How to use the PI constant in C++?

On some (especially older) platforms (see the comments below) you might need to

#define _USE_MATH_DEFINES and then include the necessary header file:
#include<math.h>

and the value of pi can be accessed via:

M_PI

In math.h (2014) it is defined as:

# define M_PI           3.14159265358979323846  /* pi */

but check your math.h for more. An extract from the "old" math.h (in 2009):

/* Define _USE_MATH_DEFINES before including math.h to expose these macro
 * definitions for common math constants.  These are placed under an #ifdef 
 * since these commonly-defined names are not part of the C/C++ standards.
 */

However:

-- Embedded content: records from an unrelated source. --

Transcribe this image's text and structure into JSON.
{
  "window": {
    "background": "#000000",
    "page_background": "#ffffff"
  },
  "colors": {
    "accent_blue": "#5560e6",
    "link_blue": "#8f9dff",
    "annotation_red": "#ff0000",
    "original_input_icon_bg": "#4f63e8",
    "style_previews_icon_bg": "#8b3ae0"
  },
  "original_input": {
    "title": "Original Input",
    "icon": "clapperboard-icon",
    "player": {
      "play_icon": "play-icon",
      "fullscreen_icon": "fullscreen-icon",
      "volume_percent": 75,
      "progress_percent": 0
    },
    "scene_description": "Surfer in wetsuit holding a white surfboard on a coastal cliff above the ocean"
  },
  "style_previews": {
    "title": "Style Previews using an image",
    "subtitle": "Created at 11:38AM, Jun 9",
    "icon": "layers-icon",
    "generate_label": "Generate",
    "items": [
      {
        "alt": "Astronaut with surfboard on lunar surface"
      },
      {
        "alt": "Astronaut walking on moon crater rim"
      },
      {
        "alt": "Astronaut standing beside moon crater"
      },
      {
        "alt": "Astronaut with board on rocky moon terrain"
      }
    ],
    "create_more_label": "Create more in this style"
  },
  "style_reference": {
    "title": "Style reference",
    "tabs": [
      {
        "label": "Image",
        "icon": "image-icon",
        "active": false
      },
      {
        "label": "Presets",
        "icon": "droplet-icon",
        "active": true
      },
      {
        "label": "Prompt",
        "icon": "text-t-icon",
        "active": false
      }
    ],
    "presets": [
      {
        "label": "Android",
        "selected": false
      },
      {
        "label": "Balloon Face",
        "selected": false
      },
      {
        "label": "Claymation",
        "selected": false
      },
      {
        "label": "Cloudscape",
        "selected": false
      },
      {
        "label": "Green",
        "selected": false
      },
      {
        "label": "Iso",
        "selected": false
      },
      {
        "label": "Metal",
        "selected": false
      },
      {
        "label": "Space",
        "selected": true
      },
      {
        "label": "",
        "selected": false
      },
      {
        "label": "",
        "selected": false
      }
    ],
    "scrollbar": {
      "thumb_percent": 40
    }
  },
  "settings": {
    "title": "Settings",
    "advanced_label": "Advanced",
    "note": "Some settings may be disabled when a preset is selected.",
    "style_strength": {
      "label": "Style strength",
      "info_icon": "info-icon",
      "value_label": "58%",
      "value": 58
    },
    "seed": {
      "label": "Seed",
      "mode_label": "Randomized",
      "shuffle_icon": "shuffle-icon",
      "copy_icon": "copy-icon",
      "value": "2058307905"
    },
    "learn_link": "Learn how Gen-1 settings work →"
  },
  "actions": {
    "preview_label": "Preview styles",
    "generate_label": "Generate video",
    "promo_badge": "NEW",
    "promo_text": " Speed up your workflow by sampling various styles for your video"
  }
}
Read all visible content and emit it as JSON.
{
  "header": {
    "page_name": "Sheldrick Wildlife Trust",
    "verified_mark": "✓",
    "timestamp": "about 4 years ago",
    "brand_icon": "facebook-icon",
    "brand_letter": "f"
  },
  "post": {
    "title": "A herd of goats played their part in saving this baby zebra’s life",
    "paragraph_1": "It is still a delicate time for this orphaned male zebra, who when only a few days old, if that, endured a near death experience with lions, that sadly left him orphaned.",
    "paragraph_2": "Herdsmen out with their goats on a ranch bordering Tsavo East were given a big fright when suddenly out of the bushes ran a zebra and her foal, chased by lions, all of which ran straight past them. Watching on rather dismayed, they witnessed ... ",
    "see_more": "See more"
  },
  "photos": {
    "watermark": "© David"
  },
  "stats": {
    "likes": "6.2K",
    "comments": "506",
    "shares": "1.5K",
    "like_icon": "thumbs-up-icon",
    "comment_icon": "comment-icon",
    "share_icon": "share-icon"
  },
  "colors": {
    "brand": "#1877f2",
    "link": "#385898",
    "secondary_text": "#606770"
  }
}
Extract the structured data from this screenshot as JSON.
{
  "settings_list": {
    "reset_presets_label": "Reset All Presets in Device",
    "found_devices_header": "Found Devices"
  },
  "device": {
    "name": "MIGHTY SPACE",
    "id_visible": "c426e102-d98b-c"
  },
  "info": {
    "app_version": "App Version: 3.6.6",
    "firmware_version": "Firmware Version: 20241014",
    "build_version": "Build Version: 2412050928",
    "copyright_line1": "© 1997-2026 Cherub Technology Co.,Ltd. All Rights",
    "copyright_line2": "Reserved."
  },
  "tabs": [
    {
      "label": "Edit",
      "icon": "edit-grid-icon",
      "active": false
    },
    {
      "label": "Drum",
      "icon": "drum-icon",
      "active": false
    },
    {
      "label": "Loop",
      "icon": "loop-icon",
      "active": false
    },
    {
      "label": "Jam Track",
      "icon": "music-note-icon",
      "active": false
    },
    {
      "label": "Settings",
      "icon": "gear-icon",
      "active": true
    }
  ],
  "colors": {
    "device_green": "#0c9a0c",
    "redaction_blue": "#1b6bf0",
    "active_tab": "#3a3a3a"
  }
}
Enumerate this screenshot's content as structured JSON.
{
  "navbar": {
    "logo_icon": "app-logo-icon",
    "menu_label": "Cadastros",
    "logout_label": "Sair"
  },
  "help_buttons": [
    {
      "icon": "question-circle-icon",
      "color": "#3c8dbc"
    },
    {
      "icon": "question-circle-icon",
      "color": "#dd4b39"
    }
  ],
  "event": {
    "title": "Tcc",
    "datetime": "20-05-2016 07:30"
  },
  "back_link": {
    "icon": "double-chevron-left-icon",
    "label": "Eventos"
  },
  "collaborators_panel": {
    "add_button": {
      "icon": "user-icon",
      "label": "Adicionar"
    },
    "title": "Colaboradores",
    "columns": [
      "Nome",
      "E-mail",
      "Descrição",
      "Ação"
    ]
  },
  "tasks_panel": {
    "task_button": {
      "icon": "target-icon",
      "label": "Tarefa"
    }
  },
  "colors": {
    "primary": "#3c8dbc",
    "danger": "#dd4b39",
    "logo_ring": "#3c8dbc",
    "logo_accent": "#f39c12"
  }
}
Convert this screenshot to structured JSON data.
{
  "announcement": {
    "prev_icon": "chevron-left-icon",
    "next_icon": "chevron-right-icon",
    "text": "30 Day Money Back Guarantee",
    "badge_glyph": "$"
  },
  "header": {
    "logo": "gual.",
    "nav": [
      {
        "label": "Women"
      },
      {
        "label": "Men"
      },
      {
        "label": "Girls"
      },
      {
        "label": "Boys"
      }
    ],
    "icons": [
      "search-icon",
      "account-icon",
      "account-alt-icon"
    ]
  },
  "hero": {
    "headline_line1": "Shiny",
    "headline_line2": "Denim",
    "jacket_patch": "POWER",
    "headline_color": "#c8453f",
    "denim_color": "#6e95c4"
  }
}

  1. on newer platforms (at least on my 64 bit Ubuntu 14.04) I do not need to define the _USE_MATH_DEFINES
  2. On (recent) Linux platforms there are long double values too provided as a GNU Extension:
# define M_PIl          3.14159265358979323846

Ref: https://bit.ly/3G4BgzQ